Input material
========================================

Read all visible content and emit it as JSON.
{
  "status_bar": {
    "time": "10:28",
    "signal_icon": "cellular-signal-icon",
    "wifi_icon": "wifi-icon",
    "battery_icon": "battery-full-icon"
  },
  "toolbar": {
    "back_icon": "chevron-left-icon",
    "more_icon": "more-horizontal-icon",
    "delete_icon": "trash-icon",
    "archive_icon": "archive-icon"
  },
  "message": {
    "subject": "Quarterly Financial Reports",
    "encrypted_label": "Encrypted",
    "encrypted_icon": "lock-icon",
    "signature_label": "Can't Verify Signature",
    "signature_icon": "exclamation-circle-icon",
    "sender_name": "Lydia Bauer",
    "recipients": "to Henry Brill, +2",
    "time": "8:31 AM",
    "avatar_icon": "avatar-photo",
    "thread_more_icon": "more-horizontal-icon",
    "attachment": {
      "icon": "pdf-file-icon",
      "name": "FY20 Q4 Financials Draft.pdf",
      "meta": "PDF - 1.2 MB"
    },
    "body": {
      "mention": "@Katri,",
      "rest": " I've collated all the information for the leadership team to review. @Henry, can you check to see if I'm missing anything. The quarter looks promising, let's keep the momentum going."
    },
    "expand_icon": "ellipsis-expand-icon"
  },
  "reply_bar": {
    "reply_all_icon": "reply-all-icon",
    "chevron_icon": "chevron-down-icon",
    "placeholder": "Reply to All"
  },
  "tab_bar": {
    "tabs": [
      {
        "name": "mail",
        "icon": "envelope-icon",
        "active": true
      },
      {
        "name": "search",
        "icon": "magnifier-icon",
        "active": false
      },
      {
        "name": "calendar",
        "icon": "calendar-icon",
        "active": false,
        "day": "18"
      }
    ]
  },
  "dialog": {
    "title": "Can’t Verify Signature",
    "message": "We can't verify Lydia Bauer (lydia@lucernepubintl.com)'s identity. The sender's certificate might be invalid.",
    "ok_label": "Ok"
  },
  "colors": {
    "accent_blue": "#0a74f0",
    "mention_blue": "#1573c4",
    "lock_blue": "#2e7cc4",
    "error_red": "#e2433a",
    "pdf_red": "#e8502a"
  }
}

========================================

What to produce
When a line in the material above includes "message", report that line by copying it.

Result of the exercise
  "message": {
    "message": "We can't verify Lydia Bauer (lydia@lucernepubintl.com)'s identity. The sender's certificate might be invalid.",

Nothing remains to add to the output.